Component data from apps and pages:
.....

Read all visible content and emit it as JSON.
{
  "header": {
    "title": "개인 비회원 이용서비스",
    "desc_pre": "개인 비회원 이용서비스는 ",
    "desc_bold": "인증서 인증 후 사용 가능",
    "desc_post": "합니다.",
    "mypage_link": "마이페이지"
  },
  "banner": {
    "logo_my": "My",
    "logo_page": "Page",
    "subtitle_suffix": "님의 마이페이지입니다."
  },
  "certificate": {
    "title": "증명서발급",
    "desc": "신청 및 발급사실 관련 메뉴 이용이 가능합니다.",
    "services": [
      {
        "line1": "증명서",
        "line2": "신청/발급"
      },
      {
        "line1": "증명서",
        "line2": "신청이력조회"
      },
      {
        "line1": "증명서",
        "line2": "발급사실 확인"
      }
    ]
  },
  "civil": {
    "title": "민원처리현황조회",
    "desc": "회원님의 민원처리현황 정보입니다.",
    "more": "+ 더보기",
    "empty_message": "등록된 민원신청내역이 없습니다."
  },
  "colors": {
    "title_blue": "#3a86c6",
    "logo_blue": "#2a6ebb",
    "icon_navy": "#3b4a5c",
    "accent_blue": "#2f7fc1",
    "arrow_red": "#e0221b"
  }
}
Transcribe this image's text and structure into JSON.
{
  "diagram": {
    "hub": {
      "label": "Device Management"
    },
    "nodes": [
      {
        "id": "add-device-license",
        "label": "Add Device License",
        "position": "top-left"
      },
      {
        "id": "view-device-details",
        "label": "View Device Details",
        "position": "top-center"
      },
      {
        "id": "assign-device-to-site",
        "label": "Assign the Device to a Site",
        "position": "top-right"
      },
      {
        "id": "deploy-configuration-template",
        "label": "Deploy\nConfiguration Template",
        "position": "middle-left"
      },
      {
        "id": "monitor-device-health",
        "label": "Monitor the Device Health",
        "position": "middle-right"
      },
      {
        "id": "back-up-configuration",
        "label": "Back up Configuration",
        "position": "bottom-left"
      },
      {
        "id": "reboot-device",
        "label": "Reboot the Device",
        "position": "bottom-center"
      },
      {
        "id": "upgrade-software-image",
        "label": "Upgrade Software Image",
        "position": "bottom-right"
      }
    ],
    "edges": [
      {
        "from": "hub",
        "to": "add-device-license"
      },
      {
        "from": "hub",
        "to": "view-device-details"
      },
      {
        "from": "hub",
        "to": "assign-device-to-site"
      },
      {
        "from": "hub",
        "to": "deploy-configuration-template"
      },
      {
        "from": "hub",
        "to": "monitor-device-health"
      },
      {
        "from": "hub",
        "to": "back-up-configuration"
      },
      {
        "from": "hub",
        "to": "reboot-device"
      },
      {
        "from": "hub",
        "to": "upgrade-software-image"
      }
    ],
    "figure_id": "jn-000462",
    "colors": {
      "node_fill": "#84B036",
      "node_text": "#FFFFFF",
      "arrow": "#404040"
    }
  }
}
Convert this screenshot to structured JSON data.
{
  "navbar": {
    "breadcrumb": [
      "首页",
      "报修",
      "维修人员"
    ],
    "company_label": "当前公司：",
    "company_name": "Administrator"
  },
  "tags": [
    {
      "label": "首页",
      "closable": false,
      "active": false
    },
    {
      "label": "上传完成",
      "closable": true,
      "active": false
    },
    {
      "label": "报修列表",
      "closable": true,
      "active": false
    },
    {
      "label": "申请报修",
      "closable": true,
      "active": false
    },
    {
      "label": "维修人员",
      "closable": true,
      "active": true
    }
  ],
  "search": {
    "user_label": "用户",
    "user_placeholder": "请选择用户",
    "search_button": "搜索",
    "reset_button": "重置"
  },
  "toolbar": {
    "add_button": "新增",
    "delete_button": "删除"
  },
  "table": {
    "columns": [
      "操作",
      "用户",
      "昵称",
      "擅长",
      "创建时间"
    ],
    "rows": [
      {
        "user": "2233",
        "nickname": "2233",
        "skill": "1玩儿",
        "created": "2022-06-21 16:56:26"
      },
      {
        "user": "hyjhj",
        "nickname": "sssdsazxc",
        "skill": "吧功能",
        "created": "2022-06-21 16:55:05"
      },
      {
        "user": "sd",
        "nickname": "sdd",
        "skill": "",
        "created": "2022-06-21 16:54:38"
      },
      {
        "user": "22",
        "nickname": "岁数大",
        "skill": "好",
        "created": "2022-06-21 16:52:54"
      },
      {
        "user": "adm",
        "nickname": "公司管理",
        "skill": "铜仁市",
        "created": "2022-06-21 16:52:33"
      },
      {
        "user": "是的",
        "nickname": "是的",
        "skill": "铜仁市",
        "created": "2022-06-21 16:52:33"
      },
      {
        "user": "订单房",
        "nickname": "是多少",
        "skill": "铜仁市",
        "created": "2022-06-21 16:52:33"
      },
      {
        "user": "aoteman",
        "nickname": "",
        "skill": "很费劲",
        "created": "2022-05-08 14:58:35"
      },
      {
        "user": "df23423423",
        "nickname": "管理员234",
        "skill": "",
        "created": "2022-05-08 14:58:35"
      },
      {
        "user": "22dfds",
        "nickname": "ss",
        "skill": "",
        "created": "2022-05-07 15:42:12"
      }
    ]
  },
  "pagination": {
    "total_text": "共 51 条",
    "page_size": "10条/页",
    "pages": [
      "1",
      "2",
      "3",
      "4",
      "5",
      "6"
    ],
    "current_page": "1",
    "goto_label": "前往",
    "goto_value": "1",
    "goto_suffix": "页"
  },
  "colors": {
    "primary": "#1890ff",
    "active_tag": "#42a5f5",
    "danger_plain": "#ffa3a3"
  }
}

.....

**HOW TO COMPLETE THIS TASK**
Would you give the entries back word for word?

**REPLY TO THE TASK**
Read all visible content and emit it as JSON.
{
  "header": {
    "title": "개인 비회원 이용서비스",
    "desc_pre": "개인 비회원 이용서비스는 ",
    "desc_bold": "인증서 인증 후 사용 가능",
    "desc_post": "합니다.",
    "mypage_link": "마이페이지"
  },
  "banner": {
    "logo_my": "My",
    "logo_page": "Page",
    "subtitle_suffix": "님의 마이페이지입니다."
  },
  "certificate": {
    "title": "증명서발급",
    "desc": "신청 및 발급사실 관련 메뉴 이용이 가능합니다.",
    "services": [
      {
        "line1": "증명서",
        "line2": "신청/발급"
      },
      {
        "line1": "증명서",
        "line2": "신청이력조회"
      },
      {
        "line1": "증명서",
        "line2": "발급사실 확인"
      }
    ]
  },
  "civil": {
    "title": "민원처리현황조회",
    "desc": "회원님의 민원처리현황 정보입니다.",
    "more": "+ 더보기",
    "empty_message": "등록된 민원신청내역이 없습니다."
  },
  "colors": {
    "title_blue": "#3a86c6",
    "logo_blue": "#2a6ebb",
    "icon_navy": "#3b4a5c",
    "accent_blue": "#2f7fc1",
    "arrow_red": "#e0221b"
  }
}
Transcribe this image's text and structure into JSON.
{
  "diagram": {
    "hub": {
      "label": "Device Management"
    },
    "nodes": [
      {
        "id": "add-device-license",
        "label": "Add Device License",
        "position": "top-left"
      },
      {
        "id": "view-device-details",
        "label": "View Device Details",
        "position": "top-center"
      },
      {
        "id": "assign-device-to-site",
        "label": "Assign the Device to a Site",
        "position": "top-right"
      },
      {
        "id": "deploy-configuration-template",
        "label": "Deploy\nConfiguration Template",
        "position": "middle-left"
      },
      {
        "id": "monitor-device-health",
        "label": "Monitor the Device Health",
        "position": "middle-right"
      },
      {
        "id": "back-up-configuration",
        "label": "Back up Configuration",
        "position": "bottom-left"
      },
      {
        "id": "reboot-device",
        "label": "Reboot the Device",
        "position": "bottom-center"
      },
      {
        "id": "upgrade-software-image",
        "label": "Upgrade Software Image",
        "position": "bottom-right"
      }
    ],
    "edges": [
      {
        "from": "hub",
        "to": "add-device-license"
      },
      {
        "from": "hub",
        "to": "view-device-details"
      },
      {
        "from": "hub",
        "to": "assign-device-to-site"
      },
      {
        "from": "hub",
        "to": "deploy-configuration-template"
      },
      {
        "from": "hub",
        "to": "monitor-device-health"
      },
      {
        "from": "hub",
        "to": "back-up-configuration"
      },
      {
        "from": "hub",
        "to": "reboot-device"
      },
      {
        "from": "hub",
        "to": "upgrade-software-image"
      }
    ],
    "figure_id": "jn-000462",
    "colors": {
      "node_fill": "#84B036",
      "node_text": "#FFFFFF",
      "arrow": "#404040"
    }
  }
}
Convert this screenshot to structured JSON data.
{
  "navbar": {
    "breadcrumb": [
      "首页",
      "报修",
      "维修人员"
    ],
    "company_label": "当前公司：",
    "company_name": "Administrator"
  },
  "tags": [
    {
      "label": "首页",
      "closable": false,
      "active": false
    },
    {
      "label": "上传完成",
      "closable": true,
      "active": false
    },
    {
      "label": "报修列表",
      "closable": true,
      "active": false
    },
    {
      "label": "申请报修",
      "closable": true,
      "active": false
    },
    {
      "label": "维修人员",
      "closable": true,
      "active": true
    }
  ],
  "search": {
    "user_label": "用户",
    "user_placeholder": "请选择用户",
    "search_button": "搜索",
    "reset_button": "重置"
  },
  "toolbar": {
    "add_button": "新增",
    "delete_button": "删除"
  },
  "table": {
    "columns": [
      "操作",
      "用户",
      "昵称",
      "擅长",
      "创建时间"
    ],
    "rows": [
      {
        "user": "2233",
        "nickname": "2233",
        "skill": "1玩儿",
        "created": "2022-06-21 16:56:26"
      },
      {
        "user": "hyjhj",
        "nickname": "sssdsazxc",
        "skill": "吧功能",
        "created": "2022-06-21 16:55:05"
      },
      {
        "user": "sd",
        "nickname": "sdd",
        "skill": "",
        "created": "2022-06-21 16:54:38"
      },
      {
        "user": "22",
        "nickname": "岁数大",
        "skill": "好",
        "created": "2022-06-21 16:52:54"
      },
      {
        "user": "adm",
        "nickname": "公司管理",
        "skill": "铜仁市",
        "created": "2022-06-21 16:52:33"
      },
      {
        "user": "是的",
        "nickname": "是的",
        "skill": "铜仁市",
        "created": "2022-06-21 16:52:33"
      },
      {
        "user": "订单房",
        "nickname": "是多少",
        "skill": "铜仁市",
        "created": "2022-06-21 16:52:33"
      },
      {
        "user": "aoteman",
        "nickname": "",
        "skill": "很费劲",
        "created": "2022-05-08 14:58:35"
      },
      {
        "user": "df23423423",
        "nickname": "管理员234",
        "skill": "",
        "created": "2022-05-08 14:58:35"
      },
      {
        "user": "22dfds",
        "nickname": "ss",
        "skill": "",
        "created": "2022-05-07 15:42:12"
      }
    ]
  },
  "pagination": {
    "total_text": "共 51 条",
    "page_size": "10条/页",
    "pages": [
      "1",
      "2",
      "3",
      "4",
      "5",
      "6"
    ],
    "current_page": "1",
    "goto_label": "前往",
    "goto_value": "1",
    "goto_suffix": "页"
  },
  "colors": {
    "primary": "#1890ff",
    "active_tag": "#42a5f5",
    "danger_plain": "#ffa3a3"
  }
}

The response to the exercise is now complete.